When in Syros, one must-do activity is to climb the steps to the old Latin town of Ano Syros, or, Upper Syros. The upper town is a charming maze of small streets and alleys topped by the church of Agios Giorgios. VC describes the amazing views from the from the town and the church. However, surprisingly, one vista he doesn’t mention is that across the ravine to the small cluster of white buildings around the church and former monastery of Agia Paraskevi, with its ‘melon-shaped dome’, which he chanced upon on his ride to the highest point in the island, the summit of Mount Pyrgos.
From Agios Giorgios church, and from the map, it looks as though an old cobbled monopati goes from the road at the foot of the upper town and climbs its way up and over to Agia Paraskevi. I was determined to get there this time. I’d wanted to visit a few weeks before but the weather had not been good enough. I was staying in the lower town at the Diogenis so, to avoid having to first climb to Ano Syros the next day, I decided to do it the lazy way and take the bus to the village of Alithini. It’s then just an easy 10-minute walk to the church – a little over 1km.
The hillside grew wild and stern above the inhabited cities, and Pyrgos the summit was still afar off when we came to a white gateway, and through this were carried into a place made beautiful by the hand of man; called Hagia Paraskévi.
The church and it’s surrounds truly are beautiful, immaculately maintained and a veritable oasis on the otherwise barren hillside. The ‘hand of man’ was still beautifying it as more work was being carried out on its ‘melon-shaped dome’ while we were there. I took lots of photographs, some of which can be seen on the main Syros page.
The late Archbishop Methodios had a residence here which is still in the possession of his family. But the place looks like a monastery, and is all but uninhabited.
The house was certainly inhabited when I visited. I could hear the sounds of people enjoying themselves inside the house where, over a century before, a presumably sober Methodios would have spent many a restful day.
There was everything just as VC had described it: ‘the centre of its wide court of blue and grey marble’; ‘the chapel with a melon-shaped dome and cross above it’; and ‘an open Loggia with stone seats that disclosed through its columns a view of the city and the sea below’. It’s no longer a monastery but the church is still in use and, I found out later, is popular for weddings – what a perfect way to start married life together.
there is a crypt entered by a marble door, and a cloister open to the sea and laid with a black and white pebbled floor
I found the crypt, almost like a small chapel, with a tomb at one end.
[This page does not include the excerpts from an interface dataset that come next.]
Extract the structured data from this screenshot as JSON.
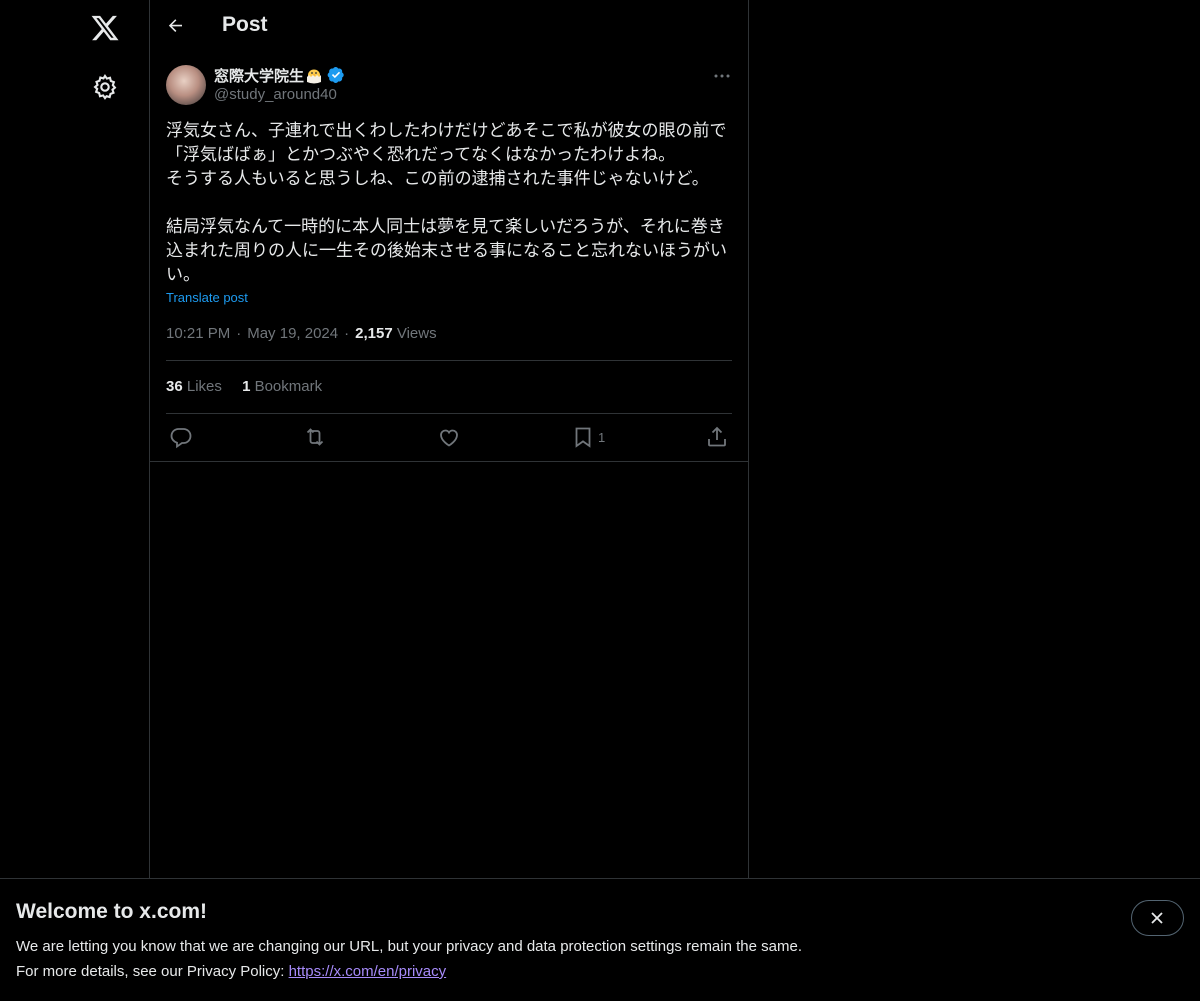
{
  "header": {
    "title": "Post"
  },
  "tweet": {
    "author_name": "窓際大学院生",
    "handle": "@study_around40",
    "text_lines": [
      "浮気女さん、子連れで出くわしたわけだけどあそこで私が彼女の眼の前で",
      "「浮気ばばぁ」とかつぶやく恐れだってなくはなかったわけよね。",
      "そうする人もいると思うしね、この前の逮捕された事件じゃないけど。",
      "結局浮気なんて一時的に本人同士は夢を見て楽しいだろうが、それに巻き",
      "込まれた周りの人に一生その後始末させる事になること忘れないほうがい",
      "い。"
    ],
    "translate_label": "Translate post",
    "time": "10:21 PM",
    "date": "May 19, 2024",
    "separator": "·",
    "views_count": "2,157",
    "views_label": "Views",
    "likes_count": "36",
    "likes_label": "Likes",
    "bookmarks_count": "1",
    "bookmarks_label": "Bookmark",
    "bookmark_action_count": "1"
  },
  "icons": {
    "logo": "x-logo-icon",
    "settings": "gear-icon",
    "back": "arrow-left-icon",
    "more": "more-horizontal-icon",
    "verified": "verified-badge-icon",
    "emoji": "hatching-chick-emoji-icon",
    "reply": "reply-icon",
    "repost": "repost-icon",
    "like": "heart-icon",
    "bookmark": "bookmark-icon",
    "share": "share-icon",
    "close": "close-icon"
  },
  "banner": {
    "title": "Welcome to x.com!",
    "line1": "We are letting you know that we are changing our URL, but your privacy and data protection settings remain the same.",
    "line2_prefix": "For more details, see our Privacy Policy: ",
    "link": "https://x.com/en/privacy"
  },
  "colors": {
    "background": "#000000",
    "text": "#e7e9ea",
    "muted": "#71767b",
    "accent": "#1d9bf0",
    "divider": "#2f3336",
    "link_visited": "#a78bfa"
  }
}
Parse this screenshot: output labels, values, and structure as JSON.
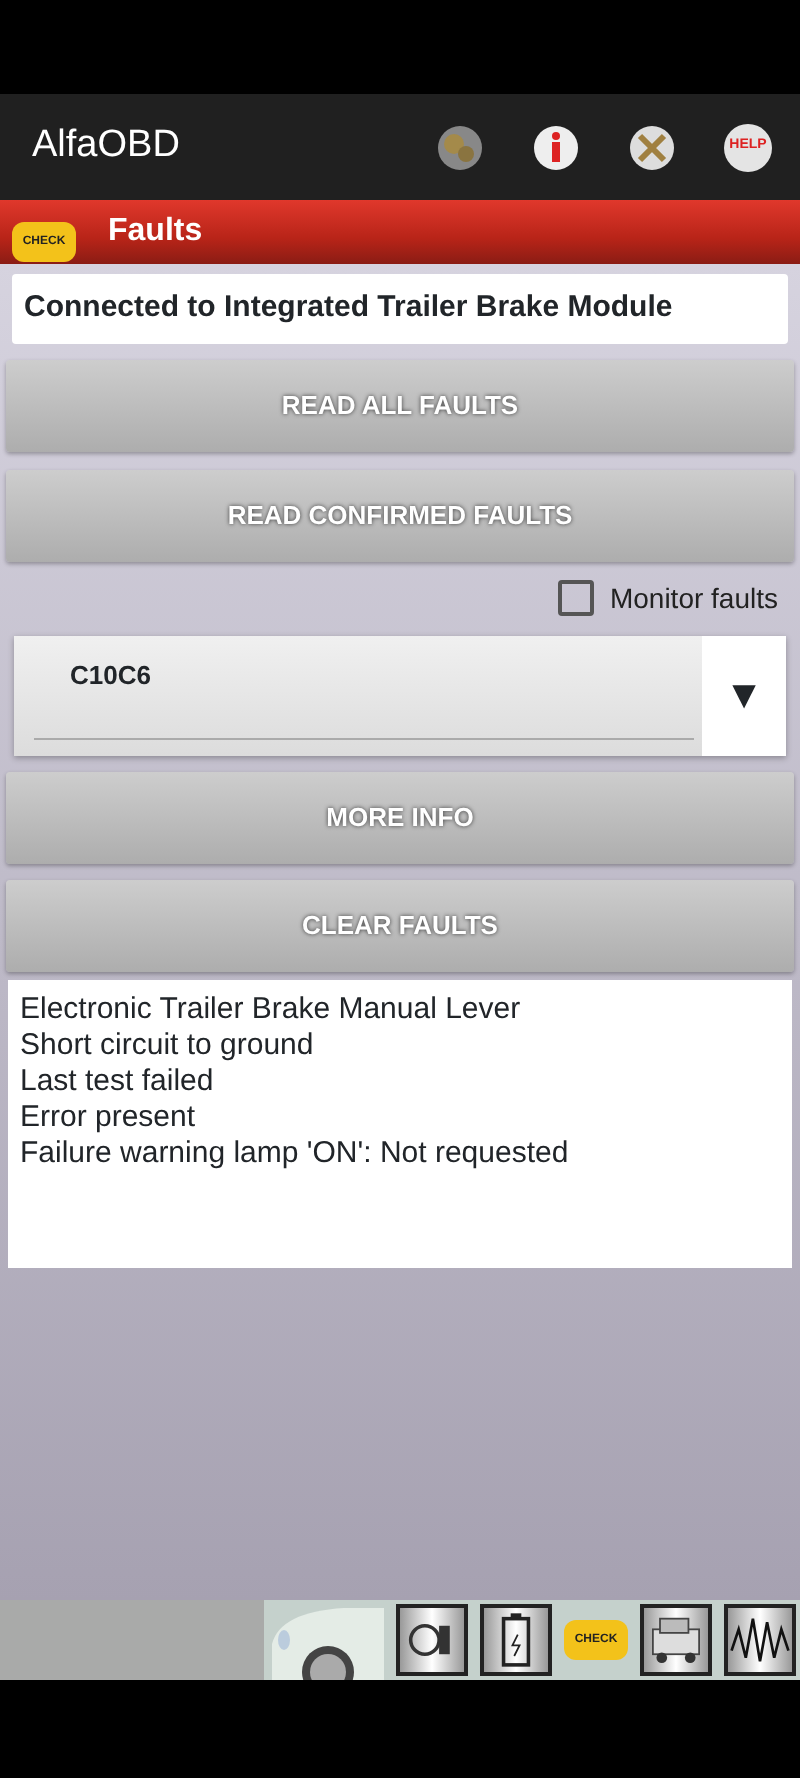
{
  "app_bar": {
    "title": "AlfaOBD",
    "help_icon_text": "HELP"
  },
  "section_bar": {
    "badge_text": "CHECK",
    "title": "Faults"
  },
  "connection": "Connected to Integrated Trailer Brake Module",
  "buttons_top": [
    "READ ALL FAULTS",
    "READ CONFIRMED FAULTS"
  ],
  "monitor": {
    "label": "Monitor faults",
    "checked": false
  },
  "fault_select": {
    "value": "C10C6",
    "arrow": "▼"
  },
  "buttons_bottom": [
    "MORE INFO",
    "CLEAR FAULTS"
  ],
  "details": [
    "Electronic Trailer Brake Manual Lever",
    "Short circuit to ground",
    "Last test failed",
    "Error present",
    "Failure warning lamp 'ON': Not requested"
  ],
  "bottom_bar": {
    "check_text": "CHECK"
  }
}
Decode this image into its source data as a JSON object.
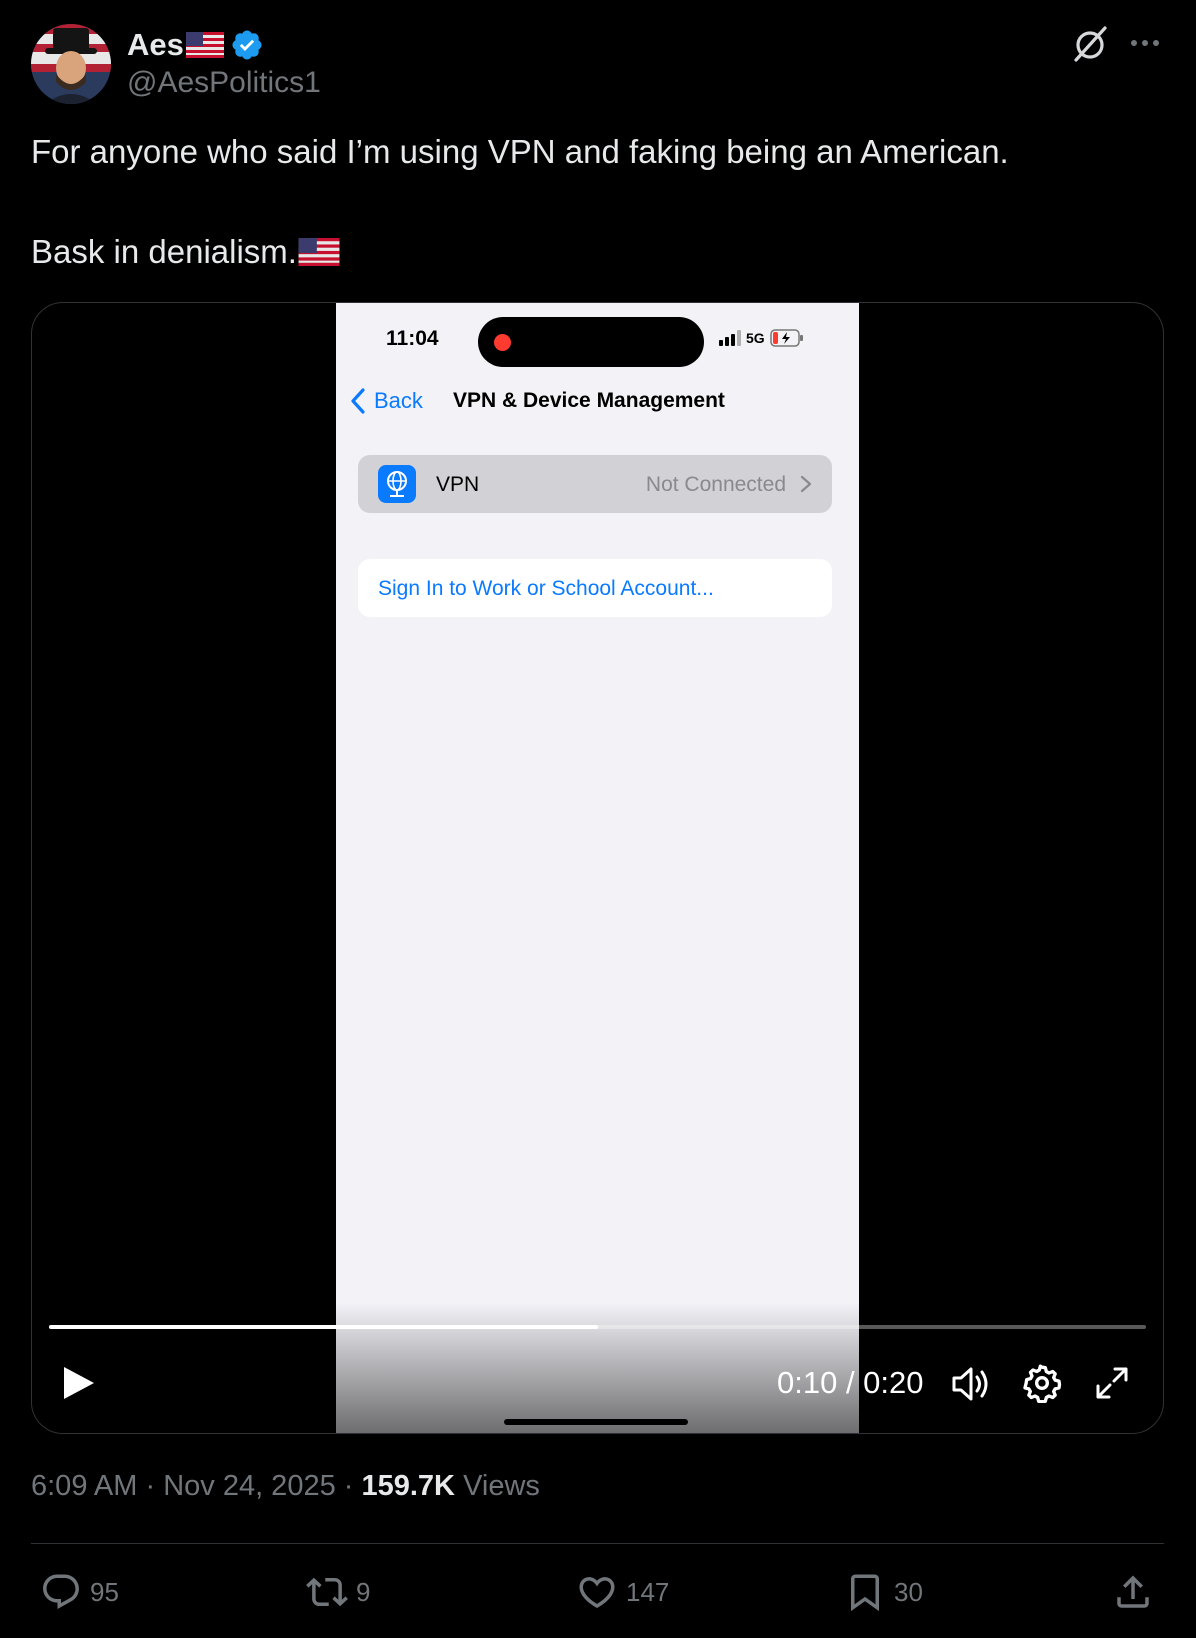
{
  "author": {
    "display_name": "Aes",
    "handle": "@AesPolitics1",
    "verified": true
  },
  "tweet": {
    "line1": "For anyone who said I’m using VPN and faking being an American.",
    "line2": "Bask in denialism."
  },
  "video": {
    "phone": {
      "time": "11:04",
      "network": "5G",
      "back_label": "Back",
      "title": "VPN & Device Management",
      "vpn_label": "VPN",
      "vpn_status": "Not Connected",
      "signin_label": "Sign In to Work or School Account..."
    },
    "progress_fraction": 0.5,
    "time_readout": "0:10 / 0:20"
  },
  "meta": {
    "time": "6:09 AM",
    "date": "Nov 24, 2025",
    "views_count": "159.7K",
    "views_label": "Views"
  },
  "actions": {
    "replies": "95",
    "reposts": "9",
    "likes": "147",
    "bookmarks": "30"
  },
  "colors": {
    "background": "#000000",
    "accent": "#1d9bf0",
    "muted": "#71767b",
    "ios_blue": "#0a7aff"
  }
}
On the same level as the crypt are well-maintained gardens with fruit trees and I have to confess to ‘stealing’ two fallen apricots which would probably have rotted had they been left on the ground. I put them in my rucksack and they were delicious later on in the day as I walked down to the seaside village of Kini.
When VC visited, the church was locked, but on my visit I was lucky to be able to feast my eyes upon the beauty of the inside, denied to VC.
Just as I had finished my visit and was sitting under the shade of the loggia, the owners of the happy voices I’d heard earlier appeared from the house. They were all very stylishly dressed and extremely sociable. I learned a little later that one charming couple, Mr. and Mrs. Martinos, were the owners of the entire place, including the church and Methodios’ house. They seemed surprised at my knowledge of the history of the church so I ‘treated’ them to a reading from VC’s book. “It really is a perfect picture of the place,” Mrs. Martinos said, and then from her husband came the real surprise. “Of course,” he said, “you know that Methodios is buried in the crypt.” This was an incredible discovery and, after the couple and their guests had left, I revisited the crypt to ensure I’d not missed anything.
Another surprise followed. I’d noticed Mr. Martinos talking to one of the staff and gesturing toward me. Shortly afterwards, a couple appeared from the house and offered me coffee. The coffee arrived with delicious biscuits, ice-cold water and an enormous bowl of fruit: melon and apricots, which I suspect were produce from the gardens. Such hospitality and kindness to strangers – some things in Greece never change!
That evening, back at the Diogenis, the girls were keen to know about my visit to Agia Paraskevi. A few weeks before, they’d been kind enough to telephone for me to check when the church would be open to visitors. “Athanasios Martinos is a very successful businessman and does a lot for the community,” Laura told me. “He’s known in Syros for being a very kind man.” I think I’d already discovered that earlier in the day!